2 min read

Why I need to talk about privacy

Why I need to talk about privacy
Photo by Jeremy Bezanger / Unsplash

I thought privacy was just for the rich and famous. I'm neither of those, so my privacy isn't assaulted every time I step out of the house. Nobody cares who I'm dating, what I'm wearing, or where I'm eating. I don't have hordes of paparazzi following me around.

Balancing privacy and anonymity

Except social media happened. We've now become our own versions of celebrities. Instead of paparazzi following us, we are the ones willingly broadcasting to our followers about who we're dating, what we're wearing, and where we're eating.

I've struggled with how I wanted to participate in these social networks for the longest time. My earlier thoughts about privacy equated it with complete anonymity. However, it is still hard to reconcile my desire for community and connection with my wanting to remain private.

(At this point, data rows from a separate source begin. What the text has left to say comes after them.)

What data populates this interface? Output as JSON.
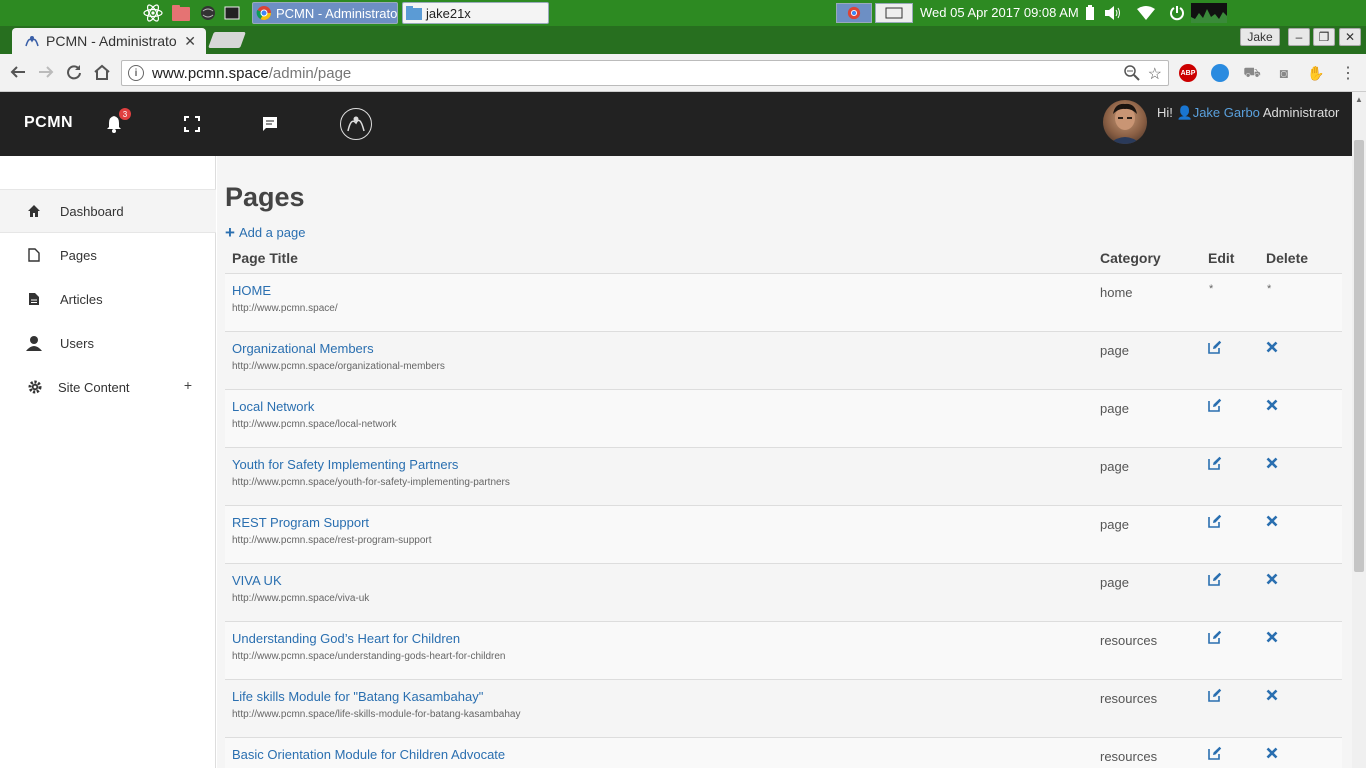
{
  "os": {
    "tasks": [
      {
        "label": "PCMN - Administrato",
        "active": true
      },
      {
        "label": "jake21x",
        "active": false
      }
    ],
    "clock": "Wed 05 Apr 2017  09:08 AM"
  },
  "browser": {
    "tab_title": "PCMN - Administrato",
    "profile": "Jake",
    "url_host": "www.pcmn.space",
    "url_path": "/admin/page",
    "ext_abp": "ABP"
  },
  "header": {
    "brand": "PCMN",
    "notification_count": "3",
    "greeting": "Hi!",
    "user_name": "Jake Garbo",
    "user_role": "Administrator"
  },
  "sidebar": {
    "items": [
      {
        "label": "Dashboard",
        "icon": "home-icon",
        "active": true
      },
      {
        "label": "Pages",
        "icon": "file-icon"
      },
      {
        "label": "Articles",
        "icon": "document-icon"
      },
      {
        "label": "Users",
        "icon": "user-icon"
      },
      {
        "label": "Site Content",
        "icon": "gear-icon",
        "expandable": true
      }
    ],
    "expand_symbol": "+"
  },
  "main": {
    "title": "Pages",
    "add_label": "Add a page",
    "columns": {
      "title": "Page Title",
      "category": "Category",
      "edit": "Edit",
      "delete": "Delete"
    },
    "rows": [
      {
        "title": "HOME",
        "url": "http://www.pcmn.space/",
        "category": "home",
        "locked": true
      },
      {
        "title": "Organizational Members",
        "url": "http://www.pcmn.space/organizational-members",
        "category": "page"
      },
      {
        "title": "Local Network",
        "url": "http://www.pcmn.space/local-network",
        "category": "page"
      },
      {
        "title": "Youth for Safety Implementing Partners",
        "url": "http://www.pcmn.space/youth-for-safety-implementing-partners",
        "category": "page"
      },
      {
        "title": "REST Program Support",
        "url": "http://www.pcmn.space/rest-program-support",
        "category": "page"
      },
      {
        "title": "VIVA UK",
        "url": "http://www.pcmn.space/viva-uk",
        "category": "page"
      },
      {
        "title": "Understanding God’s Heart for Children",
        "url": "http://www.pcmn.space/understanding-gods-heart-for-children",
        "category": "resources"
      },
      {
        "title": "Life skills Module for \"Batang Kasambahay\"",
        "url": "http://www.pcmn.space/life-skills-module-for-batang-kasambahay",
        "category": "resources"
      },
      {
        "title": "Basic Orientation Module for Children Advocate",
        "url": "",
        "category": "resources"
      }
    ],
    "locked_symbol": "*"
  },
  "colors": {
    "link": "#2a6fb0",
    "header_bg": "#222222",
    "taskbar": "#2d8a22"
  }
}
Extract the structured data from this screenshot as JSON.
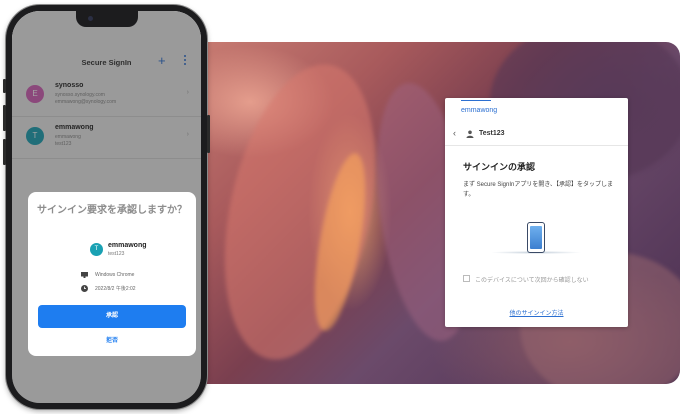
{
  "desktop": {
    "card": {
      "account_top": "emmawong",
      "user": "Test123",
      "title": "サインインの承認",
      "desc": "まず Secure SignInアプリを開き、【承認】をタップします。",
      "checkbox_label": "このデバイスについて次回から確認しない",
      "other_link": "他のサインイン方法"
    }
  },
  "phone": {
    "header": {
      "title": "Secure SignIn"
    },
    "accounts": [
      {
        "initial": "E",
        "name": "synosso",
        "sub1": "synosso.synology.com",
        "sub2": "emmawong@synology.com",
        "color": "#d35fb7"
      },
      {
        "initial": "T",
        "name": "emmawong",
        "sub1": "emmawong",
        "sub2": "test123",
        "color": "#1aa1b3"
      }
    ],
    "sheet": {
      "question": "サインイン要求を承認しますか？",
      "avatar_initial": "T",
      "username": "emmawong",
      "userid": "test123",
      "device": "Windows Chrome",
      "time": "2022/8/2 午後2:02",
      "approve": "承認",
      "deny": "拒否"
    }
  },
  "colors": {
    "accent": "#1e7df0",
    "link": "#2b6fd1"
  }
}
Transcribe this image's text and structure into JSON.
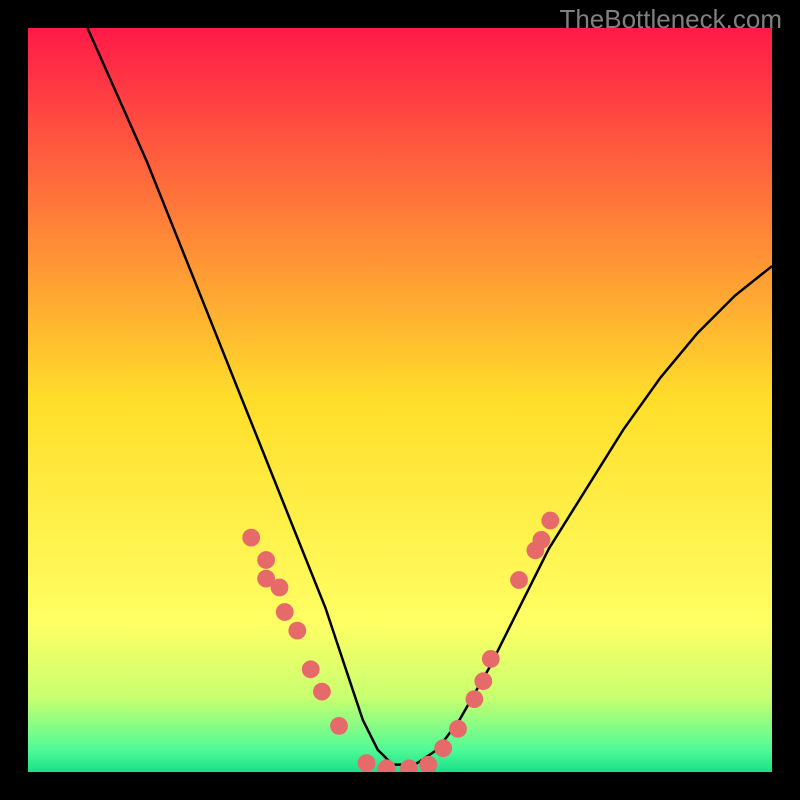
{
  "watermark": "TheBottleneck.com",
  "chart_data": {
    "type": "line",
    "title": "",
    "xlabel": "",
    "ylabel": "",
    "xlim": [
      0,
      1
    ],
    "ylim": [
      0,
      1
    ],
    "background_gradient": {
      "stops": [
        {
          "offset": 0.0,
          "color": "#ff1a48"
        },
        {
          "offset": 0.5,
          "color": "#ffde2a"
        },
        {
          "offset": 0.8,
          "color": "#ffff64"
        },
        {
          "offset": 0.9,
          "color": "#c8ff70"
        },
        {
          "offset": 0.97,
          "color": "#50fa96"
        },
        {
          "offset": 1.0,
          "color": "#18e088"
        }
      ]
    },
    "series": [
      {
        "name": "bottleneck-curve",
        "color": "#000000",
        "x": [
          0.08,
          0.12,
          0.16,
          0.2,
          0.24,
          0.28,
          0.32,
          0.36,
          0.4,
          0.43,
          0.45,
          0.47,
          0.49,
          0.52,
          0.55,
          0.58,
          0.62,
          0.66,
          0.7,
          0.75,
          0.8,
          0.85,
          0.9,
          0.95,
          1.0
        ],
        "y": [
          1.0,
          0.91,
          0.82,
          0.72,
          0.62,
          0.52,
          0.42,
          0.32,
          0.22,
          0.13,
          0.07,
          0.03,
          0.01,
          0.01,
          0.03,
          0.07,
          0.14,
          0.22,
          0.3,
          0.38,
          0.46,
          0.53,
          0.59,
          0.64,
          0.68
        ]
      }
    ],
    "scatter": {
      "name": "sample-points",
      "color": "#e66a6a",
      "radius_frac": 0.012,
      "points": [
        {
          "x": 0.3,
          "y": 0.315
        },
        {
          "x": 0.32,
          "y": 0.285
        },
        {
          "x": 0.32,
          "y": 0.26
        },
        {
          "x": 0.338,
          "y": 0.248
        },
        {
          "x": 0.345,
          "y": 0.215
        },
        {
          "x": 0.362,
          "y": 0.19
        },
        {
          "x": 0.38,
          "y": 0.138
        },
        {
          "x": 0.395,
          "y": 0.108
        },
        {
          "x": 0.418,
          "y": 0.062
        },
        {
          "x": 0.455,
          "y": 0.012
        },
        {
          "x": 0.482,
          "y": 0.005
        },
        {
          "x": 0.512,
          "y": 0.005
        },
        {
          "x": 0.538,
          "y": 0.01
        },
        {
          "x": 0.558,
          "y": 0.032
        },
        {
          "x": 0.578,
          "y": 0.058
        },
        {
          "x": 0.6,
          "y": 0.098
        },
        {
          "x": 0.612,
          "y": 0.122
        },
        {
          "x": 0.622,
          "y": 0.152
        },
        {
          "x": 0.66,
          "y": 0.258
        },
        {
          "x": 0.682,
          "y": 0.298
        },
        {
          "x": 0.69,
          "y": 0.312
        },
        {
          "x": 0.702,
          "y": 0.338
        }
      ]
    }
  }
}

Participate or face exclusion

I don't have Facebook. At least, not a personal one and not one that I use regularly. I can't fully step away from it because I'm a digital marketer, and I need my dummy account to log in to the Facebook ads platform.

Having set up my network firewall, using privacy-focused browsers, encrypted email, and other privacy tools, I realise how other companies are making it harder for me to participate online. I don't have anything against this, but I think that we should rethink whether the grounds for participation should be at a cost to our privacy and whether it's bordering on coercion and bullying.

Frictionless is not the holy grail

I admit that innovation thrives in solving problems. However, when there's friction, it becomes a pain point. I don't think that the best way to solve problems is to make them more accessible and convenient. Because the truth is, it's in maintaining that tension that drives creativity. I think that we've unknowingly traded our privacy for convenience, but it's a short-term gain with long-term consequences we haven't fully grasped.

The 'move fast and break things' era is over. “Minimum viable products” must be replaced by “minimum virtuous products”—new offerings that test for the effect on stakeholders and build in guards against potential harms. - Hemant Taneja in Harvard Business Review

My stance on this isn't about all or nothing. I know the positives of data when used properly, especially in industries like healthcare. But unfortunately, we haven't taken the time to understand the implications fully. Though I think today is as good a day as any to start.